While machine training does have its place, there’s a reason why we try to avoid them in our customized workouts. Exclusively training on machines doesn’t challenge your muscles functionally. Machines take away the stability and balance function of exercise which can minimize the effectiveness. This results in less central nervous system firing and less calories burned per repetition.

Try using the dumbbell chest press instead of a machine chest press, barbell squats instead of smith machine squats, and lunges instead of leg extensions.

Body Weight Training

Your body is a remarkable tool and with the right know-how it doesn’t require any additional equipment to get a good workout in. Unlike machine training, bodyweight training forces your body to train functionally (the way our bodies work in real life). They also require large amounts of stability, balance, and coordination to perform.

Consider this, a simple squat using only your bodyweight requires that your legs press 75% of your bodyweight. For a 200lb male, that equates to 150lbs.

Mix up your sets x reps and load

It may sound difficult, but don’t let it intimidate you because it’s not as complicated as it sounds. Are you stuck in a routine where you do the typical 3 sets of 12 repetitions or 4 sets of 10 repetitions on every workout? This is overwhelmingly the biggest mistake I see in people who stopped seeing results.

Many are always looking for new and exciting exercises, but once they find those exercises they apply them with the same 3 x 12 or 4 x 10 formats. Most don’t realize that more important to changing up the actual exercises is changing the way in which they are applied. By mixing up the sets x reps the load (or weight/resistance) used gets changed accordingly, less reps means more weight and more reps mean less weight.
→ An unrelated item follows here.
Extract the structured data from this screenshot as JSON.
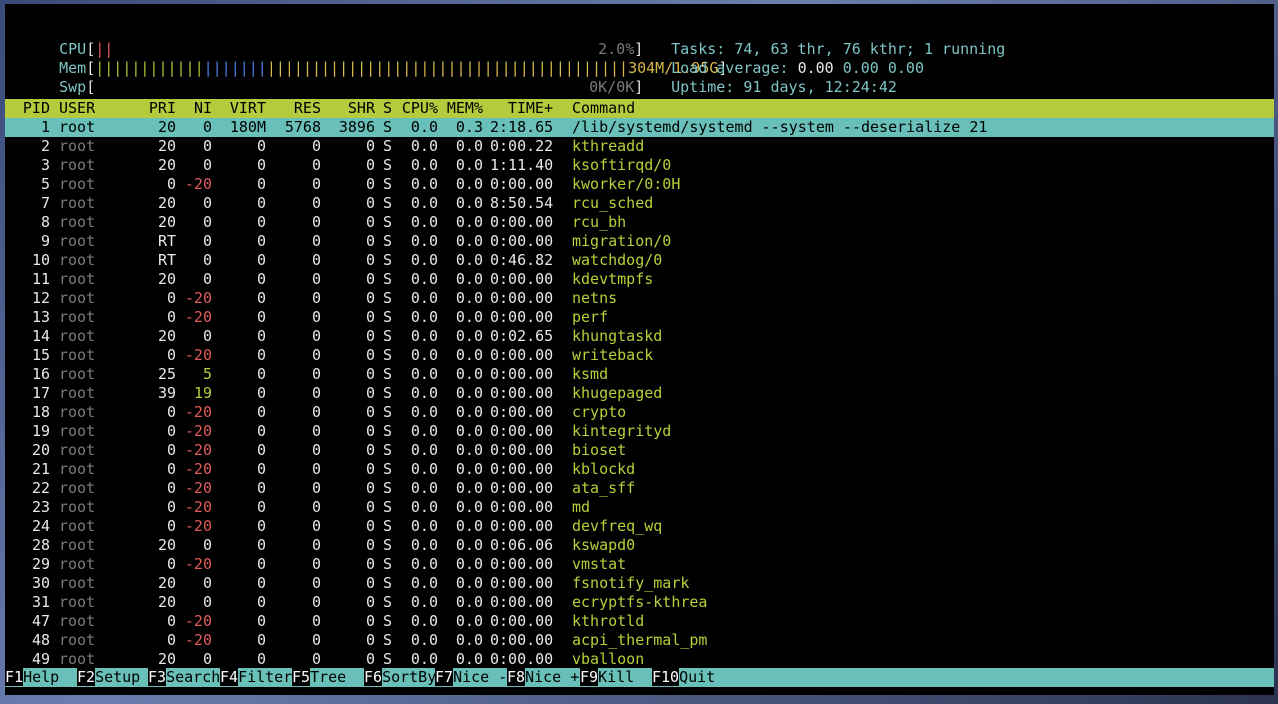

Here’s some ways to mix up your sets x reps and the effect they’ll have for your muscles. The more variety the better for a well rounded physique, but choose which are most important to you for your goals.

Strength Development: Applicable for everyone. Creates strength which is the foundation of all muscle contractions and lean, toned muscle. (Does not create bulk in women)
4 x 6, 5 x 5, 6 x 4, 4 x 8

Hypertrophy: Best used to increase muscle size.
4 x 8, 4 x 10, 4 x 12, 3 x 10, 3 x 12, 3 x 15, 2 x 15

Endurance: Best used to increase muscular endurance and burn calories. Does not have an effect on “tone” or “mass.” When performed in excess, it can cause muscle atrophy.
1 x 20, 1 x 25, 1 x 30, 2 x 20, 2 x 25, 2 x 30, 3 x 20, 3 x 25, 3 x 30

Length of Workout

The length or duration of your workout is one of the easiest things to change up. If you take the exact same exercises, sets, and repetitions, but simply change the time you take to complete it then your body will recognize it as being a completely different workout.

Here’s a basic workout example:

Dumbbell Squats 3 x 12
Dumbbell Chest Press 3 x 12
Dumbbell Bent Over Row 3 x 12

This routine could be completed as a circuit with no rest or slowly with a 45 second break in between. All you have to do is adjust the weight accordingly, more weight for longer breaks and less weight for shorter breaks.

Interval Sprints

If you’re used to doing long bouts of cardio exercise like running, biking, or elliptical then interval sprints could be just what you need to shock your body. Interval sprints utilize shorts bursts of maximal effort with longer periods of lower effort.

Instead of biking for 60 minutes straight, you would perform intervals for a total of 20 minutes. In that 20 minutes you could do 20 sets of 15 seconds of maximum effort peddling x 45 seconds of lower effort peddling at a relaxed pace.

Summary:

No matter what workouts you choose to do, the important thing is to mix it up. If you don’t want to worry about how to put together a workout routine, then let VimoFit do it for you.